Med Sci Monit 2002; 8(7): CR498-501
Background: Yeast vaginitis is a common infection. Data on the identity and prevalence of the etiological species would serve both epidemiological and therapeutic ends. Proteinase secretion by the invading yeast has been implicated in facilitating infection. Hence a prospective study was conducted to determine the species causing vaginitis in women from Saudi Arabia and the yeast’s ability to produce proteinase.
Material/Methods: The subjects were patients with clinical signs of vaginitis.

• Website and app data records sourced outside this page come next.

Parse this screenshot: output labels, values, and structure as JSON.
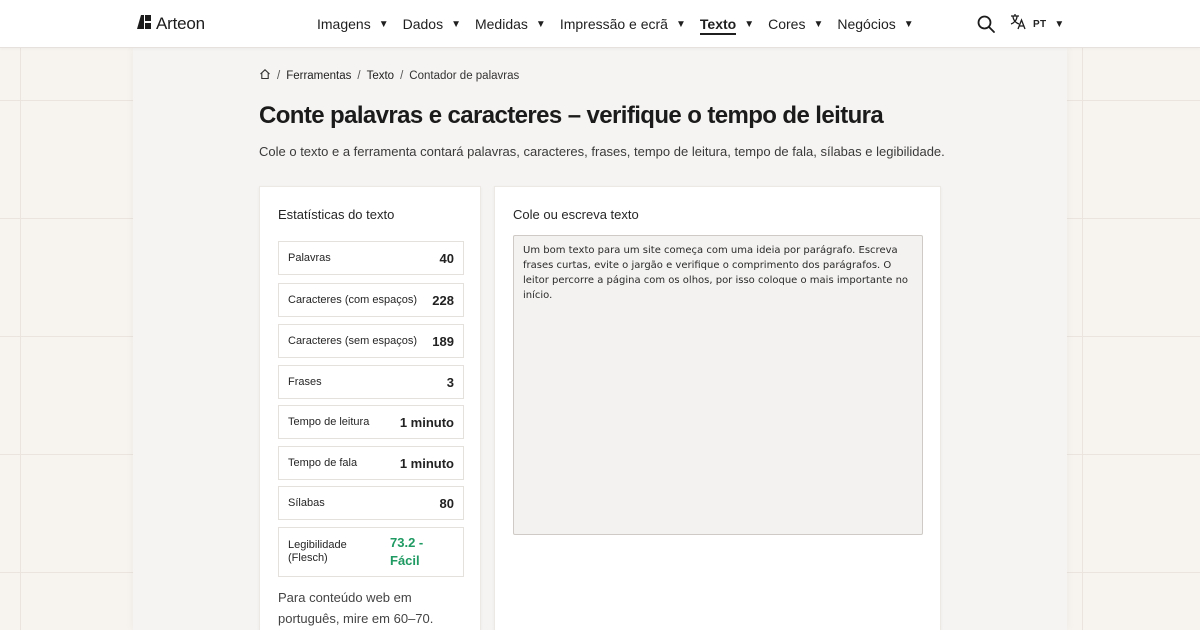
{
  "brand": {
    "name": "Arteon",
    "icon": "logo-mark"
  },
  "nav": {
    "items": [
      {
        "label": "Imagens",
        "active": false
      },
      {
        "label": "Dados",
        "active": false
      },
      {
        "label": "Medidas",
        "active": false
      },
      {
        "label": "Impressão e ecrã",
        "active": false
      },
      {
        "label": "Texto",
        "active": true
      },
      {
        "label": "Cores",
        "active": false
      },
      {
        "label": "Negócios",
        "active": false
      }
    ],
    "caret": "▼",
    "search_icon": "search-icon",
    "language": {
      "code": "PT",
      "icon": "translate-icon"
    }
  },
  "breadcrumb": {
    "home_icon": "home-icon",
    "items": [
      "Ferramentas",
      "Texto",
      "Contador de palavras"
    ],
    "separator": "/"
  },
  "page": {
    "title": "Conte palavras e caracteres – verifique o tempo de leitura",
    "subtitle": "Cole o texto e a ferramenta contará palavras, caracteres, frases, tempo de leitura, tempo de fala, sílabas e legibilidade."
  },
  "stats": {
    "title": "Estatísticas do texto",
    "rows": [
      {
        "label": "Palavras",
        "value": "40"
      },
      {
        "label": "Caracteres (com espaços)",
        "value": "228"
      },
      {
        "label": "Caracteres (sem espaços)",
        "value": "189"
      },
      {
        "label": "Frases",
        "value": "3"
      },
      {
        "label": "Tempo de leitura",
        "value": "1 minuto"
      },
      {
        "label": "Tempo de fala",
        "value": "1 minuto"
      },
      {
        "label": "Sílabas",
        "value": "80"
      },
      {
        "label": "Legibilidade (Flesch)",
        "value": "73.2 - Fácil"
      }
    ],
    "note": "Para conteúdo web em português, mire em 60–70."
  },
  "editor": {
    "label": "Cole ou escreva texto",
    "value": "Um bom texto para um site começa com uma ideia por parágrafo. Escreva frases curtas, evite o jargão e verifique o comprimento dos parágrafos. O leitor percorre a página com os olhos, por isso coloque o mais importante no início."
  },
  "colors": {
    "accent_green": "#1f9a62",
    "background": "#f7f3ef",
    "text": "#1f1f1f"
  }
}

A high vaginal swab specimen from each patient was cultured, and only women yielding heavy yeast growth were enrolled. The isolated yeasts were identified by routine procedures, then evaluated for proteinase production in a medium containing bovine serum albumin.
Results: A total of 500 patients were studied. Candida albicans was the major species to cause vaginitis (59%), followed by C. glabrata (31%), C. tropicalis (4%), C. krusei (3.2%), Saccharomyces cerevisiae (1.6%), C. parapsilosis (0.6%), and C. kefyr (0.6%). All isolates of C. albicans and C. parapsilosis and 95% of C. tropicalis produced proteinase, while isolates from the remaining species did not.
Conclusions: These results indicate that 59.6% of yeast vaginitis in women from Saudi Arabia is caused by C. albicans, and 31.6% by C. glabrata. Of relatively low prevalence were C. tropicalis and C. krusei. The study also revealed that both proteinase producers and non-producers were involved in causing vaginitis, indicating that proteinase secretion is not an essential factor in the pathogenesis of yeast vaginitis.